[23]  Ngang, B.U., Agbazue, V.E., 2016. A seasonal assessment of groundwater pollution due to Biochemical Oxygen Demand, Chemical Oxygen Demand and elevated temperatures in Enugu Northern Senatorial District, South East Nigeria. Journal of Applied Chemistry 9, 66-73.
In article      
 
[24]  BIS., 1992. Indian standard specifications for drinking water, IS: 10500, available at http://hppcb.gov.in/EIAsorang/Spec.pdf.BIS, Indian standard specifications for drinking water, IS: 10500, available at http://hppcb.gov.in/EIAsorang/Spec.pdf.
In article      
 
[25]  FAO, 2013. Water quality for agriculture. Food and Agriculture Organization, Irrigation and Drainage Papers. http://www.fao.org/docrep/003/t0234e/t0234e00.html.
In article      
 
[26]  WHO/UNEP, GEMS., 1989. Global freshwater quality. Oxford, Alden Press.
In article      
 
[27]  Kahlown, M.A., Tahir, M.A., Rashid, H., Bhatti, K.P., 2006. Water Quality Status. Fourth Technical Report 2004-06, PCRWR,

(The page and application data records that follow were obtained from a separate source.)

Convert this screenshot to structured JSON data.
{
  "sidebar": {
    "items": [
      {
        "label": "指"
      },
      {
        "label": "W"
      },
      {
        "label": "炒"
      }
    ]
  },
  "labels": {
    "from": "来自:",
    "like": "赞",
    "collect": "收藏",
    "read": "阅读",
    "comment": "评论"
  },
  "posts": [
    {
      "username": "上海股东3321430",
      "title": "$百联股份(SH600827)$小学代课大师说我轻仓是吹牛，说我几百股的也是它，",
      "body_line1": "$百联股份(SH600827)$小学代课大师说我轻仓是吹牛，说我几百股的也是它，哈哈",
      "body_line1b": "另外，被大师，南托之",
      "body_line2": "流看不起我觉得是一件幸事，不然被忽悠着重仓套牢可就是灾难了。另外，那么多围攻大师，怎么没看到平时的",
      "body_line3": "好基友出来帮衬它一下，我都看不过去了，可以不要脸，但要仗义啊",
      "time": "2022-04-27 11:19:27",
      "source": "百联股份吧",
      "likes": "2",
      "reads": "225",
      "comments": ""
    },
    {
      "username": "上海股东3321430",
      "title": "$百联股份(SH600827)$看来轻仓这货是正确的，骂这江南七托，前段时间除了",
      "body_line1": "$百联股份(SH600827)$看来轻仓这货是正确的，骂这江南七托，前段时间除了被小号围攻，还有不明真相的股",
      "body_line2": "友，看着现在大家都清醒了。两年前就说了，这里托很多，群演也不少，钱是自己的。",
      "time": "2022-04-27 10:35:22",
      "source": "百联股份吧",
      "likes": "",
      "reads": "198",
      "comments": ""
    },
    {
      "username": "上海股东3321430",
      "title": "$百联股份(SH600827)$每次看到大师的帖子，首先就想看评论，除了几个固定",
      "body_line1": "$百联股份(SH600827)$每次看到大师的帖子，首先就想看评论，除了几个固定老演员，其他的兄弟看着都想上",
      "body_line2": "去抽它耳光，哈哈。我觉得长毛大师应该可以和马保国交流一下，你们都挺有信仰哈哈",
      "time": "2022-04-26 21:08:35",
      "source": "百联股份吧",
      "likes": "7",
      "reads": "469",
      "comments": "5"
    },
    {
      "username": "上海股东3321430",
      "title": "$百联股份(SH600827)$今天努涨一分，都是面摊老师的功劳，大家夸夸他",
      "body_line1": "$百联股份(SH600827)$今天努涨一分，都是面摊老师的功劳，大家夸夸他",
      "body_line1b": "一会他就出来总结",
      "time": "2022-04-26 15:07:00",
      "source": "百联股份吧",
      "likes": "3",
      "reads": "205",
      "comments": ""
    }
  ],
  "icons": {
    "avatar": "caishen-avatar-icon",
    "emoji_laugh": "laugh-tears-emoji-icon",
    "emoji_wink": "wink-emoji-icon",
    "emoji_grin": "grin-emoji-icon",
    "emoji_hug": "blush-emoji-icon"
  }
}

In article      
 
[28]  NAFDAC., 1999. National Agency for Food and Drug Administration and Control (NAFDAC): Guidelines for registration and production of packaged water in Nigeria, Abuja.
In article      
 
[29]  World Health Organization (WHO). 2008. Guidelines for drinking-water quality. (Third edition incorporating the first and second addenda). Vol. 1: Recommendations. Geneva: W.H.O., 2008.
In article      
 
[30]  WHO, 1993 Guidelines for drinking water quality, Vol.1: Recommendations, 2ed edition, Geneva Switzerland, WHO.
In article